-------- Stored data

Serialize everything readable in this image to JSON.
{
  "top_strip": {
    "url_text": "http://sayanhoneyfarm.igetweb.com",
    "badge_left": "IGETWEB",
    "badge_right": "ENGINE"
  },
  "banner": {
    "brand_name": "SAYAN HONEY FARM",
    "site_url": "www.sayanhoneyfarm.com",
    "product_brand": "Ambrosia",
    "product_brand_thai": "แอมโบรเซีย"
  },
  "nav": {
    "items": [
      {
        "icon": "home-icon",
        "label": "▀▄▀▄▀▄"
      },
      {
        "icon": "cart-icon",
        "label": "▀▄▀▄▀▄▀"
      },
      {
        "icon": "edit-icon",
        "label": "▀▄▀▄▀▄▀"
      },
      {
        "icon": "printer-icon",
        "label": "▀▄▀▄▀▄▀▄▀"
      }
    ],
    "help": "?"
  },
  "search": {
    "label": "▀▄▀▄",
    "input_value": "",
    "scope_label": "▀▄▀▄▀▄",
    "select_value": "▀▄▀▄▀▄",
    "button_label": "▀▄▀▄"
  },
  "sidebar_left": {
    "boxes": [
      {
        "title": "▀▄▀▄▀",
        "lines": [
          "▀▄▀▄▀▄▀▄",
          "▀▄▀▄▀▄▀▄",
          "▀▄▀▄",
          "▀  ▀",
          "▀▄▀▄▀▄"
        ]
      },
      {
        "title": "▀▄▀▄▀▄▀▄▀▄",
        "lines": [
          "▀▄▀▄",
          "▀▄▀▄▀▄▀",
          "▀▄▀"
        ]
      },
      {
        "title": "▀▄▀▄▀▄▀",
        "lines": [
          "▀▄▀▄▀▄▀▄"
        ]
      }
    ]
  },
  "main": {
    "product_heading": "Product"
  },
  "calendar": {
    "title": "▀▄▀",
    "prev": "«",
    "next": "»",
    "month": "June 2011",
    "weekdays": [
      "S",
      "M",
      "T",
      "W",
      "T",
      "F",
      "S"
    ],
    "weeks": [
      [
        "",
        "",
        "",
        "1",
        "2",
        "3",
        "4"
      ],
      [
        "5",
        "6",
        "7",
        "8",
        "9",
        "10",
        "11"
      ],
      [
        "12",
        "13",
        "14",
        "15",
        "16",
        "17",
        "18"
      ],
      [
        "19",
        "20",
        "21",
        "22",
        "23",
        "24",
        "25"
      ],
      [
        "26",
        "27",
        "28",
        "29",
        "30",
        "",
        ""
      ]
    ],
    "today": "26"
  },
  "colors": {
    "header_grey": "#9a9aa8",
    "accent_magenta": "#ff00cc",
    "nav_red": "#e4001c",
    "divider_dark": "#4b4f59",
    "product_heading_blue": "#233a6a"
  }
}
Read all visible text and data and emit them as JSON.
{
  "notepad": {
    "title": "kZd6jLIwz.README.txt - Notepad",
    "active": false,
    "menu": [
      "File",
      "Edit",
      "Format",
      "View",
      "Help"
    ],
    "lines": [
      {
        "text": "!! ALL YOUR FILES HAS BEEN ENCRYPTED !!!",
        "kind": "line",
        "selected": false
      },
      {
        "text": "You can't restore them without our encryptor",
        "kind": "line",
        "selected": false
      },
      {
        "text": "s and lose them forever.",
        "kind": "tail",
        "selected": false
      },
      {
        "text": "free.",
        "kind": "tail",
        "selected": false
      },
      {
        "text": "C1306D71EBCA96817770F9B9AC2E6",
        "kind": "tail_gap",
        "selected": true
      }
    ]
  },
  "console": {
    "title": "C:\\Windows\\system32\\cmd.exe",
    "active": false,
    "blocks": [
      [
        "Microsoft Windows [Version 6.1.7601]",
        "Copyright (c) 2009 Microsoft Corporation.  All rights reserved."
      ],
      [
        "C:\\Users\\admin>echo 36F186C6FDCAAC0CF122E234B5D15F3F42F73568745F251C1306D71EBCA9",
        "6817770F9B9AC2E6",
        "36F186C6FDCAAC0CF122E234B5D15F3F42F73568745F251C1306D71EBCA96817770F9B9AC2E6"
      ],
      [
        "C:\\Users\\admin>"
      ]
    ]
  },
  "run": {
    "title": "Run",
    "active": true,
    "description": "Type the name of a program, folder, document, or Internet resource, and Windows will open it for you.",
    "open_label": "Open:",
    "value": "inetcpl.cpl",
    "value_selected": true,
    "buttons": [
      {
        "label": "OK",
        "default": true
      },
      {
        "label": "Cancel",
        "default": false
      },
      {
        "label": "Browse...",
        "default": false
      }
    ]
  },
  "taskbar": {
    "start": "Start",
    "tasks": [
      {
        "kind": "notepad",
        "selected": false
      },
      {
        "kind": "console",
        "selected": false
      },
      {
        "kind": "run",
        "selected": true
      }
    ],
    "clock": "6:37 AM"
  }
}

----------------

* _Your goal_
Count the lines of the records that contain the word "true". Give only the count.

* _Response area_
5